### Information shown

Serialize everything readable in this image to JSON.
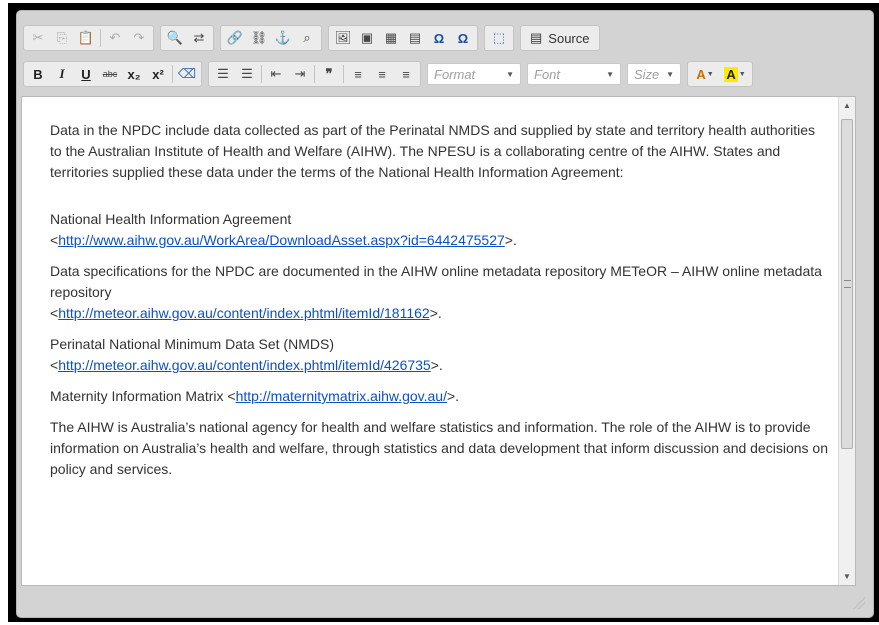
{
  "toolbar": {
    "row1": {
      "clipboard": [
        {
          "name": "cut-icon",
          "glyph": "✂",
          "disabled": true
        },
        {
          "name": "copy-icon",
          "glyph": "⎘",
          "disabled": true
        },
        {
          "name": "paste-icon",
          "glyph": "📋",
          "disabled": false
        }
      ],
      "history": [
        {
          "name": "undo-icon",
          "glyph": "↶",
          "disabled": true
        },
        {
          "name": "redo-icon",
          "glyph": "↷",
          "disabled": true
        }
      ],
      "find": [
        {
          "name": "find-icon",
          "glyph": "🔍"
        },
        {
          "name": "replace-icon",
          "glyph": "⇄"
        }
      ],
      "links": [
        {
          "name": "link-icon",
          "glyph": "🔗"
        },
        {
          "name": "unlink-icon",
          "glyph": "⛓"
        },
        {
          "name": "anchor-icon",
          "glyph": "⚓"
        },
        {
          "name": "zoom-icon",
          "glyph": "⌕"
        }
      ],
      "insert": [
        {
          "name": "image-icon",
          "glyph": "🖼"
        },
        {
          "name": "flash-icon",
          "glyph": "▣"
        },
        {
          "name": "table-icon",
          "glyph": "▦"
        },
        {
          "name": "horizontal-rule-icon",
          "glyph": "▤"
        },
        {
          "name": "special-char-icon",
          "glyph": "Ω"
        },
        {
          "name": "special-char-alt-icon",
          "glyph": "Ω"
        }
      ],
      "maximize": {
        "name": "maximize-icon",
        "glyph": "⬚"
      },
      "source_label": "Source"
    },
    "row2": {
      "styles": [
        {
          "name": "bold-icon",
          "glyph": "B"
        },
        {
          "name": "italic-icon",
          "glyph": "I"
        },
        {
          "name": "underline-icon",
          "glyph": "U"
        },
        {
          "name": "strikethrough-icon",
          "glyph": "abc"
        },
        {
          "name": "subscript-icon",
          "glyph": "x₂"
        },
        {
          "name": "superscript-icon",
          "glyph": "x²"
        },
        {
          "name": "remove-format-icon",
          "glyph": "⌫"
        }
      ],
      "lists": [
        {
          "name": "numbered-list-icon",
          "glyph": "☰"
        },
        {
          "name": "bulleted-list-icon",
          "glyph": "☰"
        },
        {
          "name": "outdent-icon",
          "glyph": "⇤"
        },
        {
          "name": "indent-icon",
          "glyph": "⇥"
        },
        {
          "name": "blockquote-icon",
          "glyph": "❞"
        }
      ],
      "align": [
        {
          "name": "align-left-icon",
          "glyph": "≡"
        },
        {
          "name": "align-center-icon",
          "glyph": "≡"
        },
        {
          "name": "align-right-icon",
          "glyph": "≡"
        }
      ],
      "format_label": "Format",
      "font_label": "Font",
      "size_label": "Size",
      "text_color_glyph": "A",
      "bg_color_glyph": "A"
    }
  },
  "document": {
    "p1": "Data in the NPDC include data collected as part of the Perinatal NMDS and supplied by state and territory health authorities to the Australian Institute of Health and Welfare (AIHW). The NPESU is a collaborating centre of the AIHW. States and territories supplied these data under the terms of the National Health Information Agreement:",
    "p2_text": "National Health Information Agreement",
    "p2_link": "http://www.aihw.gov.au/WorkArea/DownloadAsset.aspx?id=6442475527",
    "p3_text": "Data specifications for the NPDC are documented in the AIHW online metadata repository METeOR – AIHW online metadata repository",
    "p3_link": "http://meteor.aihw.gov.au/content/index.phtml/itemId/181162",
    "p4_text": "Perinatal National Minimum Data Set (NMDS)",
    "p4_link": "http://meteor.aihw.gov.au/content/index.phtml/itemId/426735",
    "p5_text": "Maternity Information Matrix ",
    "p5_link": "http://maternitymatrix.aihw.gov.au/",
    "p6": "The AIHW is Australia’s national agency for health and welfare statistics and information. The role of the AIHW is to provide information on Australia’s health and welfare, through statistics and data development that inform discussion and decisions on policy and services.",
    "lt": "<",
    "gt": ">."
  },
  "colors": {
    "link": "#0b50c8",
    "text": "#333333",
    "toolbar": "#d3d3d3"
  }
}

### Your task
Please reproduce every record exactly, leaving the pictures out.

### Solution to this problem
Serialize everything readable in this image to JSON.
{
  "toolbar": {
    "row1": {
      "clipboard": [
        {
          "name": "cut-icon",
          "glyph": "✂",
          "disabled": true
        },
        {
          "name": "copy-icon",
          "glyph": "⎘",
          "disabled": true
        },
        {
          "name": "paste-icon",
          "glyph": "📋",
          "disabled": false
        }
      ],
      "history": [
        {
          "name": "undo-icon",
          "glyph": "↶",
          "disabled": true
        },
        {
          "name": "redo-icon",
          "glyph": "↷",
          "disabled": true
        }
      ],
      "find": [
        {
          "name": "find-icon",
          "glyph": "🔍"
        },
        {
          "name": "replace-icon",
          "glyph": "⇄"
        }
      ],
      "links": [
        {
          "name": "link-icon",
          "glyph": "🔗"
        },
        {
          "name": "unlink-icon",
          "glyph": "⛓"
        },
        {
          "name": "anchor-icon",
          "glyph": "⚓"
        },
        {
          "name": "zoom-icon",
          "glyph": "⌕"
        }
      ],
      "insert": [
        {
          "name": "image-icon",
          "glyph": "🖼"
        },
        {
          "name": "flash-icon",
          "glyph": "▣"
        },
        {
          "name": "table-icon",
          "glyph": "▦"
        },
        {
          "name": "horizontal-rule-icon",
          "glyph": "▤"
        },
        {
          "name": "special-char-icon",
          "glyph": "Ω"
        },
        {
          "name": "special-char-alt-icon",
          "glyph": "Ω"
        }
      ],
      "maximize": {
        "name": "maximize-icon",
        "glyph": "⬚"
      },
      "source_label": "Source"
    },
    "row2": {
      "styles": [
        {
          "name": "bold-icon",
          "glyph": "B"
        },
        {
          "name": "italic-icon",
          "glyph": "I"
        },
        {
          "name": "underline-icon",
          "glyph": "U"
        },
        {
          "name": "strikethrough-icon",
          "glyph": "abc"
        },
        {
          "name": "subscript-icon",
          "glyph": "x₂"
        },
        {
          "name": "superscript-icon",
          "glyph": "x²"
        },
        {
          "name": "remove-format-icon",
          "glyph": "⌫"
        }
      ],
      "lists": [
        {
          "name": "numbered-list-icon",
          "glyph": "☰"
        },
        {
          "name": "bulleted-list-icon",
          "glyph": "☰"
        },
        {
          "name": "outdent-icon",
          "glyph": "⇤"
        },
        {
          "name": "indent-icon",
          "glyph": "⇥"
        },
        {
          "name": "blockquote-icon",
          "glyph": "❞"
        }
      ],
      "align": [
        {
          "name": "align-left-icon",
          "glyph": "≡"
        },
        {
          "name": "align-center-icon",
          "glyph": "≡"
        },
        {
          "name": "align-right-icon",
          "glyph": "≡"
        }
      ],
      "format_label": "Format",
      "font_label": "Font",
      "size_label": "Size",
      "text_color_glyph": "A",
      "bg_color_glyph": "A"
    }
  },
  "document": {
    "p1": "Data in the NPDC include data collected as part of the Perinatal NMDS and supplied by state and territory health authorities to the Australian Institute of Health and Welfare (AIHW). The NPESU is a collaborating centre of the AIHW. States and territories supplied these data under the terms of the National Health Information Agreement:",
    "p2_text": "National Health Information Agreement",
    "p2_link": "http://www.aihw.gov.au/WorkArea/DownloadAsset.aspx?id=6442475527",
    "p3_text": "Data specifications for the NPDC are documented in the AIHW online metadata repository METeOR – AIHW online metadata repository",
    "p3_link": "http://meteor.aihw.gov.au/content/index.phtml/itemId/181162",
    "p4_text": "Perinatal National Minimum Data Set (NMDS)",
    "p4_link": "http://meteor.aihw.gov.au/content/index.phtml/itemId/426735",
    "p5_text": "Maternity Information Matrix ",
    "p5_link": "http://maternitymatrix.aihw.gov.au/",
    "p6": "The AIHW is Australia’s national agency for health and welfare statistics and information. The role of the AIHW is to provide information on Australia’s health and welfare, through statistics and data development that inform discussion and decisions on policy and services.",
    "lt": "<",
    "gt": ">."
  },
  "colors": {
    "link": "#0b50c8",
    "text": "#333333",
    "toolbar": "#d3d3d3"
  }
}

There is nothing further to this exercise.